[Records excerpted from a collection]
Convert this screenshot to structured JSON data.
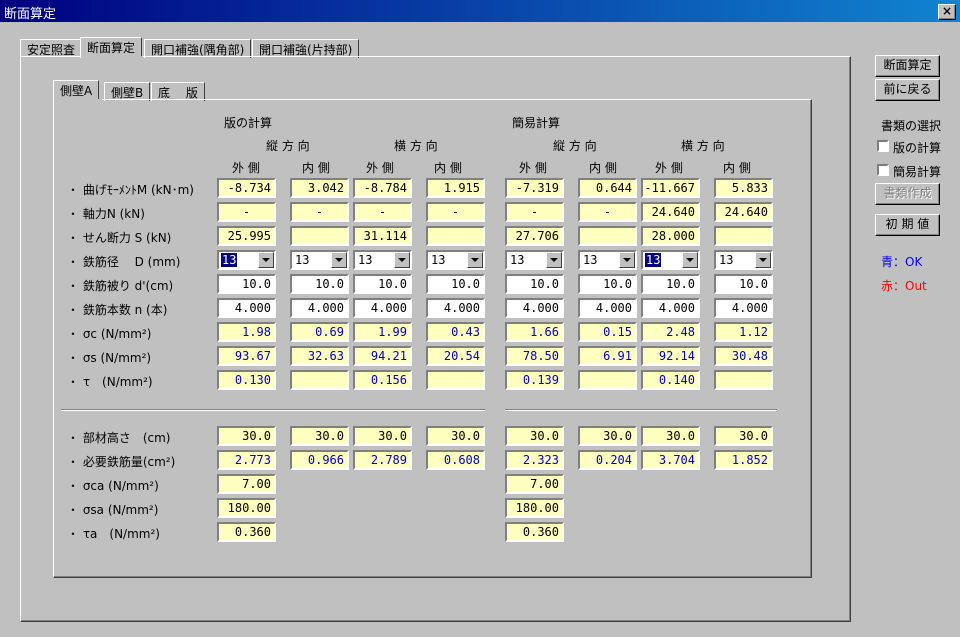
{
  "window": {
    "title": "断面算定",
    "close_label": "×"
  },
  "tabs": [
    "安定照査",
    "断面算定",
    "開口補強(隅角部)",
    "開口補強(片持部)"
  ],
  "sub_tabs": [
    "側壁A",
    "側壁B",
    "底　 版"
  ],
  "sections": {
    "slab": "版の計算",
    "simple": "簡易計算"
  },
  "directions": {
    "vertical": "縦 方 向",
    "horizontal": "横 方 向"
  },
  "sides": {
    "outer": "外 側",
    "inner": "内 側"
  },
  "row_labels": [
    "・ 曲げﾓｰﾒﾝﾄM (kN･m)",
    "・ 軸力N (kN)",
    "・ せん断力 S (kN)",
    "・ 鉄筋径　 D (mm)",
    "・ 鉄筋被り d'(cm)",
    "・ 鉄筋本数 n (本)",
    "・ σc (N/mm²)",
    "・ σs (N/mm²)",
    "・ τ　(N/mm²)"
  ],
  "row_labels2": [
    "・ 部材高さ　(cm)",
    "・ 必要鉄筋量(cm²)",
    "・ σca (N/mm²)",
    "・ σsa (N/mm²)",
    "・ τa　(N/mm²)"
  ],
  "table": [
    [
      "-8.734",
      "3.042",
      "-8.784",
      "1.915",
      "-7.319",
      "0.644",
      "-11.667",
      "5.833"
    ],
    [
      "-",
      "-",
      "-",
      "-",
      "-",
      "-",
      "24.640",
      "24.640"
    ],
    [
      "25.995",
      "",
      "31.114",
      "",
      "27.706",
      "",
      "28.000",
      ""
    ],
    [
      "13",
      "13",
      "13",
      "13",
      "13",
      "13",
      "13",
      "13"
    ],
    [
      "10.0",
      "10.0",
      "10.0",
      "10.0",
      "10.0",
      "10.0",
      "10.0",
      "10.0"
    ],
    [
      "4.000",
      "4.000",
      "4.000",
      "4.000",
      "4.000",
      "4.000",
      "4.000",
      "4.000"
    ],
    [
      "1.98",
      "0.69",
      "1.99",
      "0.43",
      "1.66",
      "0.15",
      "2.48",
      "1.12"
    ],
    [
      "93.67",
      "32.63",
      "94.21",
      "20.54",
      "78.50",
      "6.91",
      "92.14",
      "30.48"
    ],
    [
      "0.130",
      "",
      "0.156",
      "",
      "0.139",
      "",
      "0.140",
      ""
    ]
  ],
  "table2": [
    [
      "30.0",
      "30.0",
      "30.0",
      "30.0",
      "30.0",
      "30.0",
      "30.0",
      "30.0"
    ],
    [
      "2.773",
      "0.966",
      "2.789",
      "0.608",
      "2.323",
      "0.204",
      "3.704",
      "1.852"
    ],
    [
      "7.00",
      "7.00"
    ],
    [
      "180.00",
      "180.00"
    ],
    [
      "0.360",
      "0.360"
    ]
  ],
  "buttons": {
    "calc": "断面算定",
    "back": "前に戻る",
    "make_doc": "書類作成",
    "init": "初 期 値"
  },
  "doc_select": {
    "title": "書類の選択",
    "slab": "版の計算",
    "simple": "簡易計算"
  },
  "legend": {
    "ok": "青：OK",
    "out": "赤：Out",
    "ok_color": "#0000ff",
    "out_color": "#ff0000"
  }
}
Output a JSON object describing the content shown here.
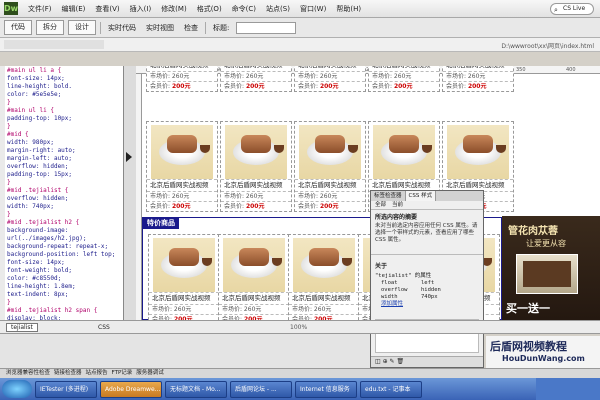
{
  "menubar": {
    "logo": "Dw",
    "items": [
      "文件(F)",
      "编辑(E)",
      "查看(V)",
      "插入(I)",
      "修改(M)",
      "格式(O)",
      "命令(C)",
      "站点(S)",
      "窗口(W)",
      "帮助(H)"
    ],
    "right_label": "CS Live"
  },
  "toolbar": {
    "doc_tab": "代码",
    "split_label": "拆分",
    "design_label": "设计",
    "live_code_label": "实时代码",
    "live_view_label": "实时视图",
    "inspect_label": "检查",
    "title_label": "标题:"
  },
  "pathbar": {
    "path": "D:\\wwwroot\\xx\\网页\\index.html"
  },
  "code_lines": [
    {
      "text": "#main ul li a {",
      "kind": "sel"
    },
    {
      "text": "  font-size: 14px;",
      "kind": "prop"
    },
    {
      "text": "  line-height: bold.",
      "kind": "prop"
    },
    {
      "text": "  color: #5e5e5e;",
      "kind": "prop"
    },
    {
      "text": "}",
      "kind": "close"
    },
    {
      "text": "#main ul li {",
      "kind": "sel"
    },
    {
      "text": "  padding-top: 10px;",
      "kind": "prop"
    },
    {
      "text": "}",
      "kind": "close"
    },
    {
      "text": "#mid {",
      "kind": "sel"
    },
    {
      "text": "  width: 980px;",
      "kind": "prop"
    },
    {
      "text": "  margin-right: auto;",
      "kind": "prop"
    },
    {
      "text": "  margin-left: auto;",
      "kind": "prop"
    },
    {
      "text": "  overflow: hidden;",
      "kind": "prop"
    },
    {
      "text": "  padding-top: 15px;",
      "kind": "prop"
    },
    {
      "text": "}",
      "kind": "close"
    },
    {
      "text": "#mid .tejialist {",
      "kind": "sel"
    },
    {
      "text": "  overflow: hidden;",
      "kind": "prop"
    },
    {
      "text": "  width: 740px;",
      "kind": "prop"
    },
    {
      "text": "}",
      "kind": "close"
    },
    {
      "text": "#mid .tejialist h2 {",
      "kind": "sel"
    },
    {
      "text": "  background-image:",
      "kind": "prop"
    },
    {
      "text": "   url(../images/h2.jpg);",
      "kind": "prop"
    },
    {
      "text": "  background-repeat: repeat-x;",
      "kind": "prop"
    },
    {
      "text": "  background-position: left top;",
      "kind": "prop"
    },
    {
      "text": "  font-size: 14px;",
      "kind": "prop"
    },
    {
      "text": "  font-weight: bold;",
      "kind": "prop"
    },
    {
      "text": "  color: #c8550d;",
      "kind": "prop"
    },
    {
      "text": "  line-height: 1.8em;",
      "kind": "prop"
    },
    {
      "text": "  text-indent: 8px;",
      "kind": "prop"
    },
    {
      "text": "}",
      "kind": "close"
    },
    {
      "text": "#mid .tejialist h2 span {",
      "kind": "sel"
    },
    {
      "text": "  display: block;",
      "kind": "prop"
    }
  ],
  "products": [
    {
      "name": "北京后盾网实战视频",
      "price_label": "市场价: 260元",
      "member_label": "会员价:",
      "member_price": "200元"
    },
    {
      "name": "北京后盾网实战视频",
      "price_label": "市场价: 260元",
      "member_label": "会员价:",
      "member_price": "200元"
    },
    {
      "name": "北京后盾网实战视频",
      "price_label": "市场价: 260元",
      "member_label": "会员价:",
      "member_price": "200元"
    },
    {
      "name": "北京后盾网实战视频",
      "price_label": "市场价: 260元",
      "member_label": "会员价:",
      "member_price": "200元"
    },
    {
      "name": "北京后盾网实战视频",
      "price_label": "市场价: 260元",
      "member_label": "会员价:",
      "member_price": "200元"
    }
  ],
  "section_title": "特价商品",
  "ad": {
    "line1": "管花肉苁蓉",
    "line2": "让爱更从容",
    "line3": "买一送一"
  },
  "css_panel": {
    "tabs": [
      "标签检查器",
      "CSS 样式"
    ],
    "subtabs": [
      "全部",
      "当前"
    ],
    "heading": "所选内容的摘要",
    "desc": "未对当前选定内容应用任何 CSS 属性。请选择一个带样式的元素，查看应用了哪些 CSS 属性。",
    "about_label": "关于",
    "rule": "\"tejialist\" 的属性",
    "props": [
      {
        "key": "float",
        "value": "left"
      },
      {
        "key": "overflow",
        "value": "hidden"
      },
      {
        "key": "width",
        "value": "740px"
      }
    ],
    "add_prop": "添加属性"
  },
  "tagbar": {
    "tag": "tejialist",
    "css_label": "CSS",
    "zoom": "100%"
  },
  "watermark": {
    "line1": "后盾网视频教程",
    "line2": "HouDunWang.com"
  },
  "panel_tabs": [
    "浏览器兼容性检查",
    "链接检查器",
    "站点报告",
    "FTP记录",
    "服务器调试"
  ],
  "taskbar": [
    {
      "label": "IETester (多进程)",
      "active": false
    },
    {
      "label": "Adobe Dreamwe...",
      "active": true
    },
    {
      "label": "无标题文档 - Mo...",
      "active": false
    },
    {
      "label": "后盾网论坛 - ...",
      "active": false
    },
    {
      "label": "Internet 信息服务",
      "active": false
    },
    {
      "label": "edu.txt - 记事本",
      "active": false
    }
  ]
}
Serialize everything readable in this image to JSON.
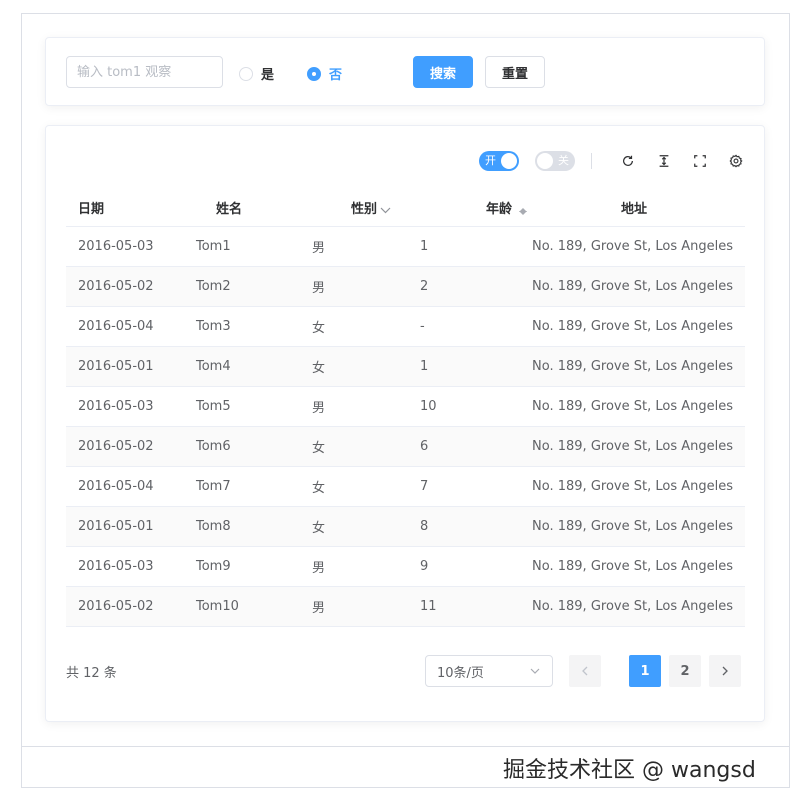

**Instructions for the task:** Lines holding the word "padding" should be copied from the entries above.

**Solved problem:**
      "text": "  padding-top: 10px;",
      "text": "  padding-top: 15px;",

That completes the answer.